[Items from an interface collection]
____________
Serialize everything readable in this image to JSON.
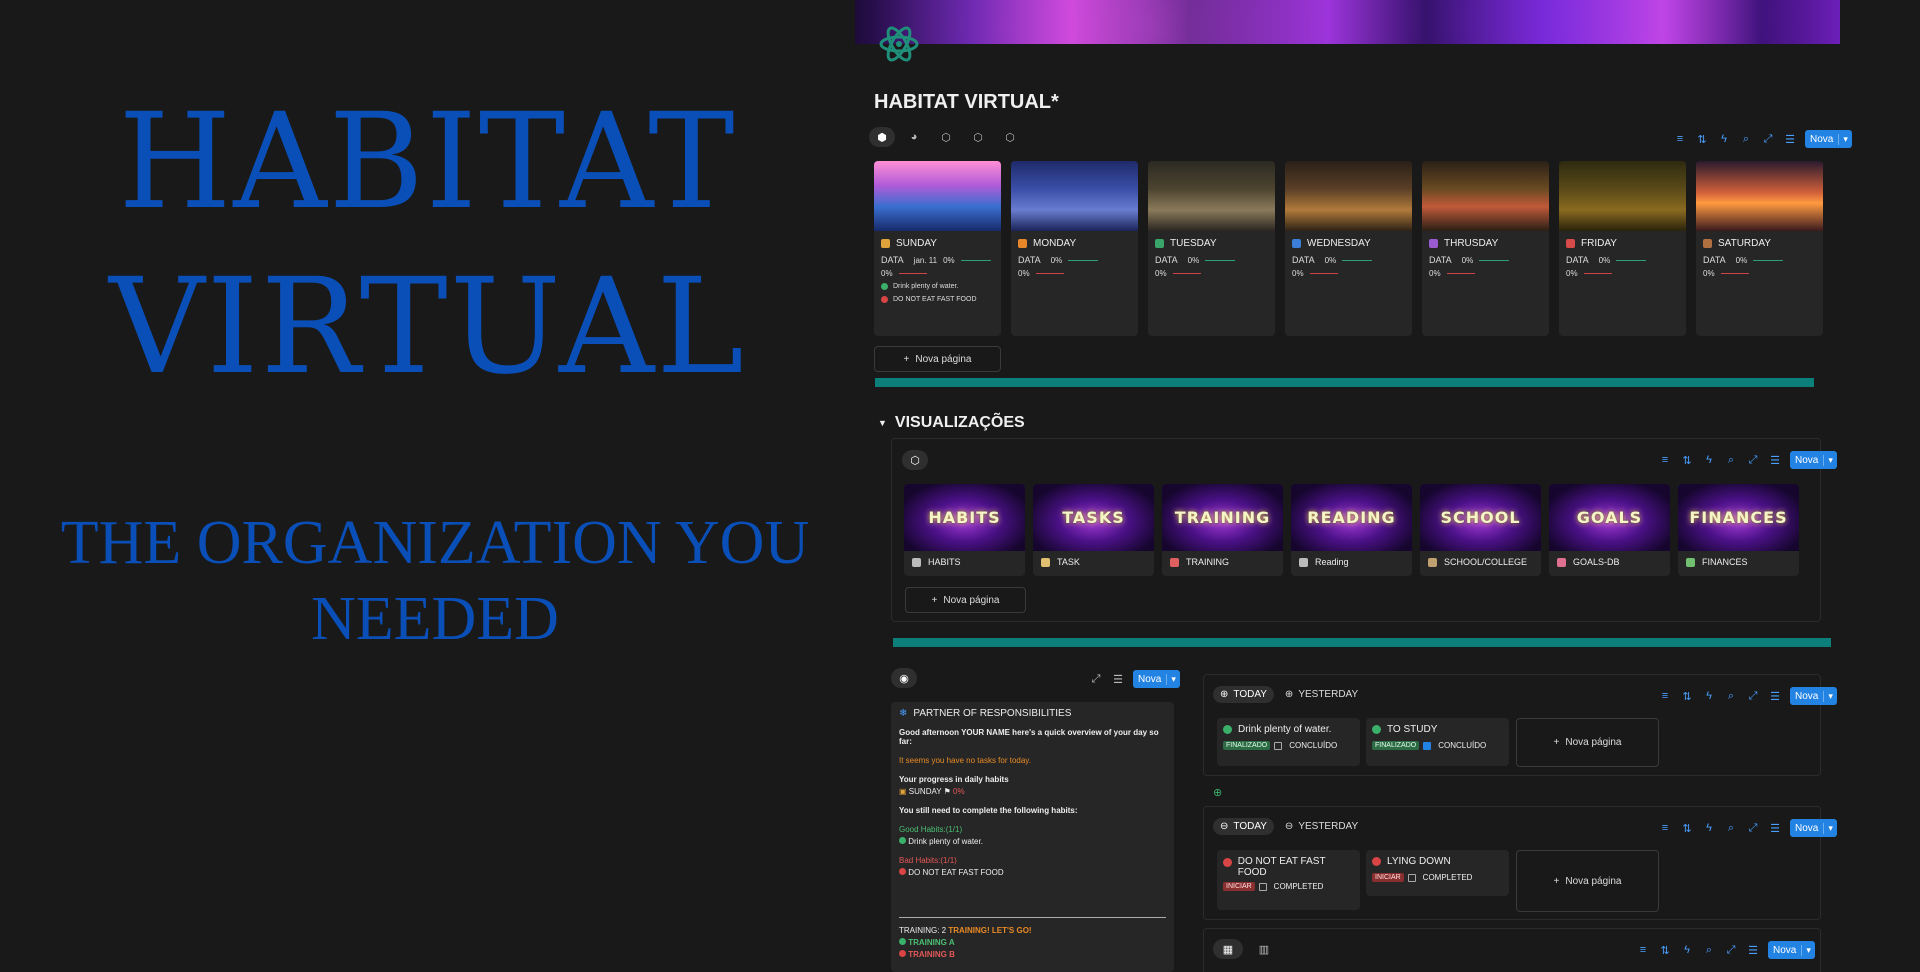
{
  "hero": {
    "line1": "HABITAT",
    "line2": "VIRTUAL",
    "subtitle": "THE ORGANIZATION YOU NEEDED"
  },
  "page": {
    "title": "HABITAT VIRTUAL*",
    "nova": "Nova",
    "new_page": "Nova página"
  },
  "days": [
    {
      "name": "SUNDAY",
      "data_label": "DATA",
      "date": "jan. 11",
      "pct": "0%",
      "pct2": "0%",
      "color": "#e0a23a",
      "img": "linear-gradient(180deg,#ff8fd6 0%,#b05bd8 35%,#3a6fd0 65%,#172a6a 100%)",
      "habits": [
        {
          "label": "Drink plenty of water.",
          "color": "#3bb06b"
        },
        {
          "label": "DO NOT EAT FAST FOOD",
          "color": "#d94444"
        }
      ]
    },
    {
      "name": "MONDAY",
      "data_label": "DATA",
      "date": "",
      "pct": "0%",
      "pct2": "0%",
      "color": "#e8862a",
      "img": "linear-gradient(180deg,#1e2a6a 0%,#3a4fa8 40%,#6a7cd0 70%,#1a2458 100%)",
      "habits": []
    },
    {
      "name": "TUESDAY",
      "data_label": "DATA",
      "date": "",
      "pct": "0%",
      "pct2": "0%",
      "color": "#3aa56a",
      "img": "linear-gradient(180deg,#2b2a22 0%,#4d4430 40%,#8a7a5a 70%,#2b2620 100%)",
      "habits": []
    },
    {
      "name": "WEDNESDAY",
      "data_label": "DATA",
      "date": "",
      "pct": "0%",
      "pct2": "0%",
      "color": "#3a7ed8",
      "img": "linear-gradient(180deg,#2a2018 0%,#5a3f26 40%,#b07a3a 70%,#2e2216 100%)",
      "habits": []
    },
    {
      "name": "THRUSDAY",
      "data_label": "DATA",
      "date": "",
      "pct": "0%",
      "pct2": "0%",
      "color": "#9a5ad0",
      "img": "linear-gradient(180deg,#2a2016 0%,#6a4a22 40%,#c05a3a 65%,#2a1e14 100%)",
      "habits": []
    },
    {
      "name": "FRIDAY",
      "data_label": "DATA",
      "date": "",
      "pct": "0%",
      "pct2": "0%",
      "color": "#d64a4a",
      "img": "linear-gradient(180deg,#2e2a10 0%,#5a4a18 40%,#8a6a20 70%,#2a220c 100%)",
      "habits": []
    },
    {
      "name": "SATURDAY",
      "data_label": "DATA",
      "date": "",
      "pct": "0%",
      "pct2": "0%",
      "color": "#b07040",
      "img": "linear-gradient(180deg,#2a1a2e 0%,#d0603a 45%,#ff9a40 60%,#3a1a1e 100%)",
      "habits": []
    }
  ],
  "views": {
    "title": "VISUALIZAÇÕES",
    "cards": [
      {
        "banner": "HABITS",
        "label": "HABITS",
        "icon_color": "#bbbbbb"
      },
      {
        "banner": "TASKS",
        "label": "TASK",
        "icon_color": "#e0c070"
      },
      {
        "banner": "TRAINING",
        "label": "TRAINING",
        "icon_color": "#e06060"
      },
      {
        "banner": "READING",
        "label": "Reading",
        "icon_color": "#bbbbbb"
      },
      {
        "banner": "SCHOOL",
        "label": "SCHOOL/COLLEGE",
        "icon_color": "#c0a070"
      },
      {
        "banner": "GOALS",
        "label": "GOALS-DB",
        "icon_color": "#e07090"
      },
      {
        "banner": "FINANCES",
        "label": "FINANCES",
        "icon_color": "#70c070"
      }
    ]
  },
  "partner": {
    "title": "PARTNER OF RESPONSIBILITIES",
    "greeting": "Good afternoon YOUR NAME here's a quick overview of your day so far:",
    "no_tasks": "It seems you have no tasks for today.",
    "progress_title": "Your progress in daily habits",
    "progress_day": "SUNDAY",
    "progress_pct": "0%",
    "complete_title": "You still need to complete the following habits:",
    "good_title": "Good Habits:(1/1)",
    "good_item": "Drink plenty of water.",
    "bad_title": "Bad Habits:(1/1)",
    "bad_item": "DO NOT EAT FAST FOOD",
    "training_prefix": "TRAINING: 2",
    "training_msg": "TRAINING! LET'S GO!",
    "training_a": "TRAINING A",
    "training_b": "TRAINING B"
  },
  "boards": {
    "today": "TODAY",
    "yesterday": "YESTERDAY",
    "good": [
      {
        "title": "Drink plenty of water.",
        "status": "FINALIZADO",
        "check_label": "CONCLUÍDO",
        "checked": false
      },
      {
        "title": "TO STUDY",
        "status": "FINALIZADO",
        "check_label": "CONCLUÍDO",
        "checked": true
      }
    ],
    "bad": [
      {
        "title": "DO NOT EAT FAST FOOD",
        "status": "INICIAR",
        "check_label": "COMPLETED",
        "checked": false
      },
      {
        "title": "LYING DOWN",
        "status": "INICIAR",
        "check_label": "COMPLETED",
        "checked": false
      }
    ]
  },
  "colors": {
    "accent": "#2383e2",
    "hero_blue": "#0a4fb8",
    "teal_divider": "#0d7f7a",
    "bg": "#191919"
  }
}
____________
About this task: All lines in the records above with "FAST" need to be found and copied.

Result of this exercise:
          "label": "DO NOT EAT FAST FOOD",
    "bad_item": "DO NOT EAT FAST FOOD",
        "title": "DO NOT EAT FAST FOOD",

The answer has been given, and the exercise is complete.